Something similar has already been tried by BMW with its smart key – it had a display that displayed information about the car, even with it you could also start the car and drive it out of the tight parking space to get in comfort. But isn’t that key unnecessary when you have a phone with much wider use?
The automotive industry has prepared another innovation – a car key integrated in the mobile application. It’s easy to use: just come to a car that senses (with a Bluetooth Low Energy connection) a phone with a key application installed within a few meters (about ten) and unlocks when you press the handle. This is how the whole system works with the Tesla Model 3, where this innovation was first introduced across the board.

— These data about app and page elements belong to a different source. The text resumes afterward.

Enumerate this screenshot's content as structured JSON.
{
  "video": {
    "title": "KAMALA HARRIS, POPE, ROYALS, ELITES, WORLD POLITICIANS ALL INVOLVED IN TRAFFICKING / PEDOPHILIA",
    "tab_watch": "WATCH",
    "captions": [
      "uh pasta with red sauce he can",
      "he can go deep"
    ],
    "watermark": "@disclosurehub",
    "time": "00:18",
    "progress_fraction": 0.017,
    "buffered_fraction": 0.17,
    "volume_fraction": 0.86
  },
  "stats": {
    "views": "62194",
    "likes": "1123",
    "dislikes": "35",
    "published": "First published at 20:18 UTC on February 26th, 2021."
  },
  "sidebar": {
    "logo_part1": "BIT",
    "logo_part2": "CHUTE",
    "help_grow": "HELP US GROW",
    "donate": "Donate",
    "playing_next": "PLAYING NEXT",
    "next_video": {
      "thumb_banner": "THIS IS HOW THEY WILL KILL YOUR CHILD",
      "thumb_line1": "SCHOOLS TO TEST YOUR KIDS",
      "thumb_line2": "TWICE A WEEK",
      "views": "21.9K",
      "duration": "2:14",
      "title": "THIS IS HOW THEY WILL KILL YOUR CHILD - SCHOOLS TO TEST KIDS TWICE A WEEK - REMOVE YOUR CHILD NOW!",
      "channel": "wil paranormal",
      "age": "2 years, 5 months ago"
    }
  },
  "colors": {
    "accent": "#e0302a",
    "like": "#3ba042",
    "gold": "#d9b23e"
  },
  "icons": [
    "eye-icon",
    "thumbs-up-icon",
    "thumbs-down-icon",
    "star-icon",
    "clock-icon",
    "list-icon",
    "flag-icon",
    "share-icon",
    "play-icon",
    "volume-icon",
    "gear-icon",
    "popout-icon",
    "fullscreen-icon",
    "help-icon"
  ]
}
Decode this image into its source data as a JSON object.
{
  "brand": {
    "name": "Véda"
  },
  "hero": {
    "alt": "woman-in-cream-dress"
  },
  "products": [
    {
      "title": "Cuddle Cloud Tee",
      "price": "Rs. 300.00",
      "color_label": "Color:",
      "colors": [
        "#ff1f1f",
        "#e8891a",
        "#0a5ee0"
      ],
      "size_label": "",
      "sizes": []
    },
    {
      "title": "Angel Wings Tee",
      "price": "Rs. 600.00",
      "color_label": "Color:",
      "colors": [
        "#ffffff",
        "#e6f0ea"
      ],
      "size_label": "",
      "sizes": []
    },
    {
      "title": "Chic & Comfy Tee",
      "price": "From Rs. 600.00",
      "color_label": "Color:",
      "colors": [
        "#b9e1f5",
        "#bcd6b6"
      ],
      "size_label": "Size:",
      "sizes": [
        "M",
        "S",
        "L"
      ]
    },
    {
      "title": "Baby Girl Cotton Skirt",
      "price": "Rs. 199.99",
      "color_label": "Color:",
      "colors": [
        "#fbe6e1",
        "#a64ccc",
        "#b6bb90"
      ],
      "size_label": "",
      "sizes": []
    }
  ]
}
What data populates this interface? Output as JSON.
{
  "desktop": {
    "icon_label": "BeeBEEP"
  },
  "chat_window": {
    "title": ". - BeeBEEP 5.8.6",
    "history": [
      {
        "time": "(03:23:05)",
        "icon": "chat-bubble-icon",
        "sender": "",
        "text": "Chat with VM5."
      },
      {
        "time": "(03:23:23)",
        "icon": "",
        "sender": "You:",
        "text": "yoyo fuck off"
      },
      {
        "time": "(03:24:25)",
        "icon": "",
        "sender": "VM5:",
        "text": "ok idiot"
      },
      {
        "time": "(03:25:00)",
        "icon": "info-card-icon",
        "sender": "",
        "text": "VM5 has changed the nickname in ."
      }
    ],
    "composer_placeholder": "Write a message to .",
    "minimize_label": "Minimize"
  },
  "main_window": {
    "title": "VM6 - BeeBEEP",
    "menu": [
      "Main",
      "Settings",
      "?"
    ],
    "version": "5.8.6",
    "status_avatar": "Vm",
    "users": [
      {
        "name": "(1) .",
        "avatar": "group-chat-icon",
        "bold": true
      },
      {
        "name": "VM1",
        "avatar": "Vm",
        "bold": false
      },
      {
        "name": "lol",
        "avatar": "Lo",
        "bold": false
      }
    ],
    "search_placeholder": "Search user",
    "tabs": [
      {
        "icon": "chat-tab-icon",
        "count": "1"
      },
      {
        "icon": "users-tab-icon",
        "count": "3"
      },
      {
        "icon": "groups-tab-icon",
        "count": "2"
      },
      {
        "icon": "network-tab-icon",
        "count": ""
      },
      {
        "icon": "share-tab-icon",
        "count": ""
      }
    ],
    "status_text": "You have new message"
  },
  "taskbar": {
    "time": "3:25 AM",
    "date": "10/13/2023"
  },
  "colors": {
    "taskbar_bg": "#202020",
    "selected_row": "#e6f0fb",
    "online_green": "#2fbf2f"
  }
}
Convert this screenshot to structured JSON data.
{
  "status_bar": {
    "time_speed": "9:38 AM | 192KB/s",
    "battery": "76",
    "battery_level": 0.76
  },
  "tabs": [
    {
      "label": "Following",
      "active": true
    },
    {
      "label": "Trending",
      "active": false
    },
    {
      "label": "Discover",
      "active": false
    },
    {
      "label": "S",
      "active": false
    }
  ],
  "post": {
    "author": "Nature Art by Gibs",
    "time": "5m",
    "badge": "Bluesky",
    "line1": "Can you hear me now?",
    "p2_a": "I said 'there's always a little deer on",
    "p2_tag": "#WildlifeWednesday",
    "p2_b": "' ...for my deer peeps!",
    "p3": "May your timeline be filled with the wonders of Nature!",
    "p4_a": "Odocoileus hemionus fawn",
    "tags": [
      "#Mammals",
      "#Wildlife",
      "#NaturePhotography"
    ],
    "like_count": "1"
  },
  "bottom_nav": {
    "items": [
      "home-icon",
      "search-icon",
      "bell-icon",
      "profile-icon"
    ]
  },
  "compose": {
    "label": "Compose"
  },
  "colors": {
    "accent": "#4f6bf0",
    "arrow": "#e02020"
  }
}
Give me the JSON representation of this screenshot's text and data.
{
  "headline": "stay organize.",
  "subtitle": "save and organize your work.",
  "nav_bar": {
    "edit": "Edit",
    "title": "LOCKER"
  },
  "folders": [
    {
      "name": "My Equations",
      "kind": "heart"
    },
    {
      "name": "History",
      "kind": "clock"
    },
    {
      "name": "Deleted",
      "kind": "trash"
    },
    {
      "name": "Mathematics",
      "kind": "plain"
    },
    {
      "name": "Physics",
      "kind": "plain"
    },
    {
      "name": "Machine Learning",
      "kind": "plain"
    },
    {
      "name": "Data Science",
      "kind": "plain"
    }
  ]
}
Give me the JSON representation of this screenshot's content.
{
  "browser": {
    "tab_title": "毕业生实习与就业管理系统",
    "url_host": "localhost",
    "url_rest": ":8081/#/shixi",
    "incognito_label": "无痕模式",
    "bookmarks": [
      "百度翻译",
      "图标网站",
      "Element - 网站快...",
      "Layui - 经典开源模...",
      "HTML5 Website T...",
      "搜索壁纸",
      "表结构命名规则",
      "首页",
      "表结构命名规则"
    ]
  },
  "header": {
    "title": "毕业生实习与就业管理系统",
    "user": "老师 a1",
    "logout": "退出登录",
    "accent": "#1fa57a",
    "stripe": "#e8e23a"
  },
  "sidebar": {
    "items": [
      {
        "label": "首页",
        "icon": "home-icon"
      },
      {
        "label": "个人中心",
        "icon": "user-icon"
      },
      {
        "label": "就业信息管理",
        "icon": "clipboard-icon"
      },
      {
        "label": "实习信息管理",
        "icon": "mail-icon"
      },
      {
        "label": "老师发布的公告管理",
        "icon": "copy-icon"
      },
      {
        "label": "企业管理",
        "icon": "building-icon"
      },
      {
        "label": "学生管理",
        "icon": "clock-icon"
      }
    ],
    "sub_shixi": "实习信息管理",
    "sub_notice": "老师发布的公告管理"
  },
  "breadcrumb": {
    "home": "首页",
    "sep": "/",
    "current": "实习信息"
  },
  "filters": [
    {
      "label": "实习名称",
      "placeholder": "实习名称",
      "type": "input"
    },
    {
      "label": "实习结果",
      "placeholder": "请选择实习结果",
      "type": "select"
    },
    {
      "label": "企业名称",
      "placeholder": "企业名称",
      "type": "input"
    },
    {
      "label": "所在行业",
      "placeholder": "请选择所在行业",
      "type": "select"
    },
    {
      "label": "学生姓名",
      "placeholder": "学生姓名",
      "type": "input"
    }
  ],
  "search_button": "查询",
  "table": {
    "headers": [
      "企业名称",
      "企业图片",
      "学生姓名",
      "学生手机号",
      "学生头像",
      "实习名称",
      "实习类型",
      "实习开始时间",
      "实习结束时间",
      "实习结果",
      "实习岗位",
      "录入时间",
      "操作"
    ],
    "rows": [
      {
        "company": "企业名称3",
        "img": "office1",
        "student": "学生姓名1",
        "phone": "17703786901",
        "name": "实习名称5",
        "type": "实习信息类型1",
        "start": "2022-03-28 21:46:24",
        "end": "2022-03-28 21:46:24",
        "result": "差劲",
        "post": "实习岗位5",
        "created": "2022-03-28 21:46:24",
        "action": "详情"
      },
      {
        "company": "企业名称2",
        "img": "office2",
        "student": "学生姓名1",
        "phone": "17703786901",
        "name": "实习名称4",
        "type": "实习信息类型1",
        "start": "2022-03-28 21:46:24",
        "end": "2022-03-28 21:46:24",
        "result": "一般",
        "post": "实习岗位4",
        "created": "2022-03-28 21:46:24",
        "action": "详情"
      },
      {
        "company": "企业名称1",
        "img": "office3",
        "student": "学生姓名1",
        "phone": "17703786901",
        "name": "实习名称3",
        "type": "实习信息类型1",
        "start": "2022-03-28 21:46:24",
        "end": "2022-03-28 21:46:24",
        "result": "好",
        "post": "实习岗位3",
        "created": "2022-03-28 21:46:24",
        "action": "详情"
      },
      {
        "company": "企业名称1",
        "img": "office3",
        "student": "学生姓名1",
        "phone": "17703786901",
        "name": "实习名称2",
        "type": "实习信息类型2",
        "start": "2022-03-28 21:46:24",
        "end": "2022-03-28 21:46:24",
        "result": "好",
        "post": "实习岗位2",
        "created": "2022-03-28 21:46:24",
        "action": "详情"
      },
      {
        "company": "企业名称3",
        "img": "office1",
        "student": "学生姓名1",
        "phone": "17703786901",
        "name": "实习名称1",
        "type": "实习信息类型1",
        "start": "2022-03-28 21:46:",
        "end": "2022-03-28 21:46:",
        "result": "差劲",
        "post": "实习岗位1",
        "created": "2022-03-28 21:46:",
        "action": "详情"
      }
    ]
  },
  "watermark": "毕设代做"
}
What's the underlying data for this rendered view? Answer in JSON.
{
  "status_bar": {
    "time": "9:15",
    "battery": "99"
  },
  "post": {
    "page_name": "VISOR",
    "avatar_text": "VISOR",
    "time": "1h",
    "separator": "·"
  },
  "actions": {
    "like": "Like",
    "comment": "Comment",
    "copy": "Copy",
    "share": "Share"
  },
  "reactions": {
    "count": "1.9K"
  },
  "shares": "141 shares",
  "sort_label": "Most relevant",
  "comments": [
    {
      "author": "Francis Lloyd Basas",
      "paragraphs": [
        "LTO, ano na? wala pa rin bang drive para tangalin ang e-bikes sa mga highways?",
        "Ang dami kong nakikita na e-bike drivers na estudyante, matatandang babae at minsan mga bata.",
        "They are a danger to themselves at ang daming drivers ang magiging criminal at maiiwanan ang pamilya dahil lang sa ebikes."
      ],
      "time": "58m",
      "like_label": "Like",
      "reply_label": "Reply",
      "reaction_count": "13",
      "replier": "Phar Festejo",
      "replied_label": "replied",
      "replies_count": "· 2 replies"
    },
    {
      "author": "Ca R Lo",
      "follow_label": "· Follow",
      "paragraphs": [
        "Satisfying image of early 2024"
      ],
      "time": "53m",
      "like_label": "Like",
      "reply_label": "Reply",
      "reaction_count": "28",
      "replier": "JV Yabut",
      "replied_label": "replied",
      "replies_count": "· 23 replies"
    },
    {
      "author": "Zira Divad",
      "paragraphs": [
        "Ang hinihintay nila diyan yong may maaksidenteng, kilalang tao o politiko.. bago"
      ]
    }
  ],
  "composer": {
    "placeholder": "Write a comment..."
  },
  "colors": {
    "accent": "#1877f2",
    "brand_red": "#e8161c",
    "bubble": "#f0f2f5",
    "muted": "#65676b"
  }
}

The benefits are obvious – you have one unnecessary thing in your pockets less. In addition, the car key can be easily lost (or broken) and its replacement is quite expensive. The risk of theft with the key signal amplifier, which is so widespread today and still fail to prevent it, is also falling. In addition, the number of users of your car is strictly limited by the number of physical keys, and if you want to give someone access to your car, you have to hand it over to them, which can create complicated logistical problems in larger families (or businesses). This is how it would be enough to give someone a key through a remote application. Easy!
But the security risks are still high – the key in the phone can be stolen not only physically and with the phone, but also digitally hacked online on the device. Then there is the uncertainty of 100% compatibility on various updates or complications when the phone’s battery is low (Tesla solves it with a backup chip card). In addition, the key life is much longer than phones and mobile applications, so the question is how would you unlock today’s keyfob today in twenty years …
For this reason, traditional car manufacturers are still hesitant and are undergoing research and rigorous testing. However, premium manufacturers are already making this alternative, and now Hyundai will take it to their Sonata model… who’s next? Will it be an avalanche of implementations across the automotive industry, or will it just be a blind path of development? It will be decisive whether the benefits of a car key in a mobile phone outweigh the risks associated with it. And yet we find that not…